MYERS: Yeah, I get called seppo by Australians all the time. In print, even. Doesn’t bother me a bit. I always accepted it as The Aussie Way — everyone gives each other a bit of verbal ribbing. Keeps the tall poppies down, right? Like dirty nicknames and stuff. Calling each other Dingo, Porky and Snake...it’s a sign of affection, right? But in recent years, I’ve noticed Australia changing in certain respects. It used to seem the sort of place where if people had a problem with each other, they stepped outside and figured it out. I love that about Australia. No bullshit. People are so real and straightforward about things. They’re down to earth – which seems to be missing in American culture sometimes when everybody is suing each other for scratching their car or swearing in front of their children. It’s so petty and impersonal. But lately – and I mean no offense by this, just an outside observation – Australia seems to be more entangled in red-tape legalities, petty restrictions and people calling their lawyers over minor offenses. I thought Otis was more soulful than this. In fact, I’m still maintaining hope that he is… and all this is just lawyers whispering greedily in his ear — seems like they’re the only ones who will benefit of all this in the end. Maybe he’ll come around and prove us all wrong. He seems like a good person, so I’m surprised by all this aggressive legal action against a poor surf magazine. The world has bigger problems. He could be lending his heritage to fracking and mining issues, rather than surf mag typos.
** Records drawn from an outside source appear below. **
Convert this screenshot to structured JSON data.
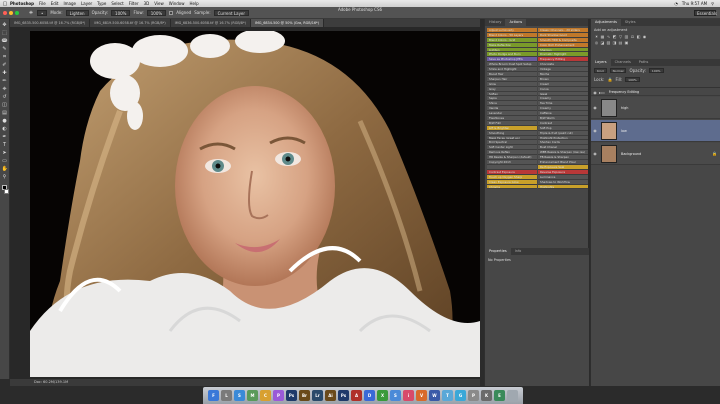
{
  "menubar": {
    "apple": "",
    "app": "Photoshop",
    "items": [
      "File",
      "Edit",
      "Image",
      "Layer",
      "Type",
      "Select",
      "Filter",
      "3D",
      "View",
      "Window",
      "Help"
    ],
    "clock": "Thu 9:57 AM"
  },
  "window_title": "Adobe Photoshop CS6",
  "options": {
    "mode_label": "Mode:",
    "mode_value": "Lighten",
    "opacity_label": "Opacity:",
    "opacity_value": "100%",
    "flow_label": "Flow:",
    "flow_value": "100%",
    "aligned_label": "Aligned",
    "sample_label": "Sample:",
    "sample_value": "Current Layer",
    "workspace": "Essentials"
  },
  "doc_tabs": [
    "IMG_6835-500-6058.tif @ 16.7% (RGB/8*)",
    "IMG_6819-500-6058.tif @ 16.7% (RGB/8*)",
    "IMG_6836-500-6058.tif @ 16.7% (RGB/8*)",
    "IMG_6834-500 @ 50% (Gra, RGB/16*)"
  ],
  "status": "Doc: 60.2M/139.1M",
  "actions_panel": {
    "tab_history": "History",
    "tab_actions": "Actions",
    "items_left": [
      {
        "label": "Adjust Luminosity",
        "color": "#c0782a"
      },
      {
        "label": "Blend Colors - 50 Layers",
        "color": "#c0782a"
      },
      {
        "label": "Blend Colors - Grid",
        "color": "#7a9a2a"
      },
      {
        "label": "Make Reflection",
        "color": "#7a9a2a"
      },
      {
        "label": "Lighten",
        "color": "#7a9a2a"
      },
      {
        "label": "Photo Dodge and Burn",
        "color": "#7a9a2a"
      },
      {
        "label": "Save as Photoshop JPEG",
        "color": "#6a5aa0"
      },
      {
        "label": "Whole Broom Dust Spot Setup",
        "color": "#545454"
      },
      {
        "label": "Smile and Highlight",
        "color": "#545454"
      },
      {
        "label": "Boost Hair",
        "color": "#545454"
      },
      {
        "label": "Sharpen Hair",
        "color": "#545454"
      },
      {
        "label": "Glow",
        "color": "#545454"
      },
      {
        "label": "Grey",
        "color": "#545454"
      },
      {
        "label": "Soften",
        "color": "#545454"
      },
      {
        "label": "Sepia",
        "color": "#545454"
      },
      {
        "label": "Shine",
        "color": "#545454"
      },
      {
        "label": "Vanilla",
        "color": "#545454"
      },
      {
        "label": "Lavender",
        "color": "#545454"
      },
      {
        "label": "Fleshtones",
        "color": "#545454"
      },
      {
        "label": "B/W Film",
        "color": "#545454"
      },
      {
        "label": "Lift & Brighten",
        "color": "#c8a02a"
      },
      {
        "label": "Smoothing",
        "color": "#545454"
      },
      {
        "label": "Mask Faces (great eo)",
        "color": "#545454"
      },
      {
        "label": "Bird Spectral",
        "color": "#545454"
      },
      {
        "label": "Soft Center Light",
        "color": "#545454"
      },
      {
        "label": "Remove Reflex",
        "color": "#545454"
      },
      {
        "label": "HR Resize & Sharpen (default)",
        "color": "#545454"
      },
      {
        "label": "Copyright 2013",
        "color": "#545454"
      },
      {
        "label": "",
        "color": "#545454"
      },
      {
        "label": "Contrast Exposure",
        "color": "#b83838"
      },
      {
        "label": "Touch up Oxygen Sharp",
        "color": "#c8a02a"
      },
      {
        "label": "Clean Exposure Glow",
        "color": "#c8a02a"
      },
      {
        "label": "Chroma",
        "color": "#c8a02a"
      }
    ],
    "items_right": [
      {
        "label": "Classic Channels - 20 sliders",
        "color": "#c0782a"
      },
      {
        "label": "Dark Shadow Good",
        "color": "#c0782a"
      },
      {
        "label": "Smooth HDR & Composite",
        "color": "#c0782a"
      },
      {
        "label": "Color Rich Enhancement",
        "color": "#c0782a"
      },
      {
        "label": "Sharpen",
        "color": "#7a9a2a"
      },
      {
        "label": "Dramatic Highlight",
        "color": "#7a9a2a"
      },
      {
        "label": "Frequency Editing",
        "color": "#b83838"
      },
      {
        "label": "Chocolate",
        "color": "#545454"
      },
      {
        "label": "Vintage",
        "color": "#545454"
      },
      {
        "label": "Mocha",
        "color": "#545454"
      },
      {
        "label": "Brown",
        "color": "#545454"
      },
      {
        "label": "Cream",
        "color": "#545454"
      },
      {
        "label": "Cocoa",
        "color": "#545454"
      },
      {
        "label": "Jewel",
        "color": "#545454"
      },
      {
        "label": "Creamy",
        "color": "#545454"
      },
      {
        "label": "Tea Time",
        "color": "#545454"
      },
      {
        "label": "Creamy",
        "color": "#545454"
      },
      {
        "label": "Caffeine",
        "color": "#545454"
      },
      {
        "label": "B/W Warm",
        "color": "#545454"
      },
      {
        "label": "Contrast",
        "color": "#545454"
      },
      {
        "label": "Soft Pop",
        "color": "#545454"
      },
      {
        "label": "Triple & fruit (paint cut)",
        "color": "#545454"
      },
      {
        "label": "Highlight Protection",
        "color": "#545454"
      },
      {
        "label": "Shorten Cords",
        "color": "#545454"
      },
      {
        "label": "Bust Chanel",
        "color": "#545454"
      },
      {
        "label": "WEB Resize & Sharpen (low res)",
        "color": "#545454"
      },
      {
        "label": "FB Resize & Sharpen",
        "color": "#545454"
      },
      {
        "label": "Enhancement Blend Pixel",
        "color": "#545454"
      },
      {
        "label": "Re Exposure Seal",
        "color": "#c8a02a"
      },
      {
        "label": "Reverse Exposure",
        "color": "#b83838"
      },
      {
        "label": "Luminance",
        "color": "#545454"
      },
      {
        "label": "Shadows to Workflow",
        "color": "#545454"
      },
      {
        "label": "Highlights",
        "color": "#c8a02a"
      }
    ]
  },
  "properties": {
    "tab_properties": "Properties",
    "tab_info": "Info",
    "title": "No Properties"
  },
  "right_panel": {
    "tab_adjustments": "Adjustments",
    "tab_styles": "Styles",
    "adj_title": "Add an adjustment",
    "tab_layers": "Layers",
    "tab_channels": "Channels",
    "tab_paths": "Paths",
    "kind_label": "Kind",
    "blend_mode": "Normal",
    "opacity_label": "Opacity:",
    "opacity_value": "100%",
    "lock_label": "Lock:",
    "fill_label": "Fill:",
    "fill_value": "100%",
    "group_name": "Frequency Editing",
    "layers": [
      {
        "name": "high",
        "thumb": "#808080",
        "selected": false
      },
      {
        "name": "low",
        "thumb": "#c8a080",
        "selected": true
      },
      {
        "name": "Background",
        "thumb": "#a88060",
        "selected": false
      }
    ]
  },
  "dock": {
    "icons": [
      {
        "label": "F",
        "color": "#3a78d8"
      },
      {
        "label": "L",
        "color": "#7a7a7a"
      },
      {
        "label": "S",
        "color": "#3a8ad8"
      },
      {
        "label": "M",
        "color": "#5a9a5a"
      },
      {
        "label": "C",
        "color": "#d8a030"
      },
      {
        "label": "P",
        "color": "#9a5ad8"
      },
      {
        "label": "Ps",
        "color": "#1f3a6a"
      },
      {
        "label": "Br",
        "color": "#6a4a1a"
      },
      {
        "label": "Lr",
        "color": "#2a4a6a"
      },
      {
        "label": "Ai",
        "color": "#6a4a1a"
      },
      {
        "label": "Ps",
        "color": "#1f3a6a"
      },
      {
        "label": "A",
        "color": "#b0302a"
      },
      {
        "label": "D",
        "color": "#3a6ad8"
      },
      {
        "label": "X",
        "color": "#3a9a3a"
      },
      {
        "label": "S",
        "color": "#4a8ad8"
      },
      {
        "label": "i",
        "color": "#d84a6a"
      },
      {
        "label": "V",
        "color": "#d86a2a"
      },
      {
        "label": "W",
        "color": "#3a5aa8"
      },
      {
        "label": "T",
        "color": "#5aa8d8"
      },
      {
        "label": "G",
        "color": "#3aa8d8"
      },
      {
        "label": "P",
        "color": "#8a8a8a"
      },
      {
        "label": "K",
        "color": "#6a6a6a"
      },
      {
        "label": "E",
        "color": "#3a8a5a"
      },
      {
        "label": "",
        "color": "#a0a8b0"
      }
    ]
  }
}
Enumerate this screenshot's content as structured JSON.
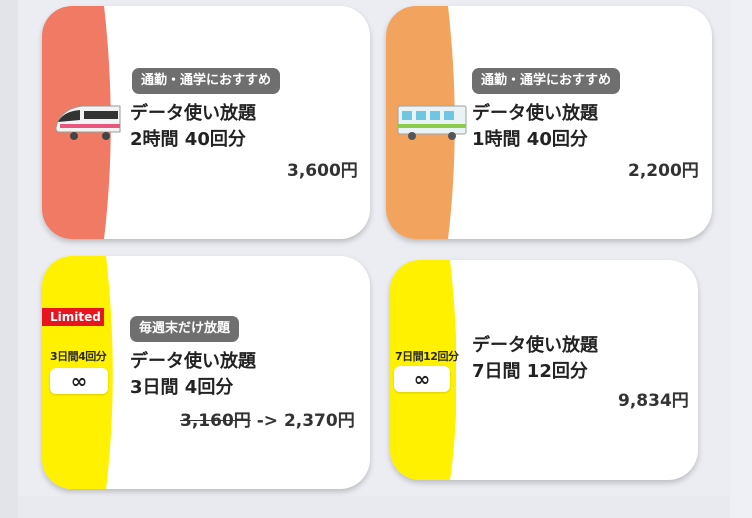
{
  "plans": [
    {
      "tag": "通勤・通学におすすめ",
      "title": "データ使い放題",
      "spec": "2時間 40回分",
      "price": "3,600円",
      "band_color": "#f07a63",
      "icon": "train-icon"
    },
    {
      "tag": "通勤・通学におすすめ",
      "title": "データ使い放題",
      "spec": "1時間 40回分",
      "price": "2,200円",
      "band_color": "#f2a35e",
      "icon": "commuter-train-icon"
    },
    {
      "tag": "毎週末だけ放題",
      "title": "データ使い放題",
      "spec": "3日間 4回分",
      "old_price": "3,160円",
      "arrow": "->",
      "price": "2,370円",
      "band_color": "#fff100",
      "limited": "Limited",
      "badge": "3日間4回分",
      "infinity": "∞"
    },
    {
      "title": "データ使い放題",
      "spec": "7日間 12回分",
      "price": "9,834円",
      "band_color": "#fff100",
      "badge": "7日間12回分",
      "infinity": "∞"
    }
  ]
}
Some Brazilian surfers claim to be discriminated against as a result of racial stereotyping. Your thoughts on that one?
Ha, sounds like you’re trying to bait me to step in poo again. Yes, I need to tread more carefully. Lesson learned, all right? But come on, let’s not even think that way. People are people. If we aspire to evolve into a world without racism, we need to stop drawing these lines between each other, be it offensive or defensive. When I see people on the internet message boards spewing anonymous hatred and negativity, it just makes me sick. Is this how you want to spend your energy? Wouldn’t you rather go surfing? Wouldn’t you rather be friends with everyone? It really makes me sad… but at the same time to jump in there and start fighting with people about it, well, that’s just more fighting. Best to lead by example and go forth in peace.
But, damn, now I’m being sued so I really don’t have a choice. If it were just me, I wouldn’t worry much. But I have children, so it’s like Otis is suing my kids. Taking food from their mouths. And as a father I have an obligation to put myself between them and this danger. To speak out.
Also, Surfing Life magazine is a fine longstanding institution of surfing heritage, and one poorly chosen, poorly edited word should not be enough to sink the ship. It all just seems wrong, and a terrible precedent to set. I hope surfers will stand up for the magazine. I hope Otis will think about what he’s doing here.
To Otis, I offer a prayer for peace and yet another sincere apology. I really just wanna take my kids surfing and see everybody in the water smiling. Do you really want this costly, negative energy fight? Do you really want to destroy a surf magazine?
Peace breeds peace. Surfing breeds surfing. Forgiveness is the greatest force of nature. The choice is yours.
Footnote: Tracks contacted Otis Carey to discuss the incident but he responded that he was unable to comment.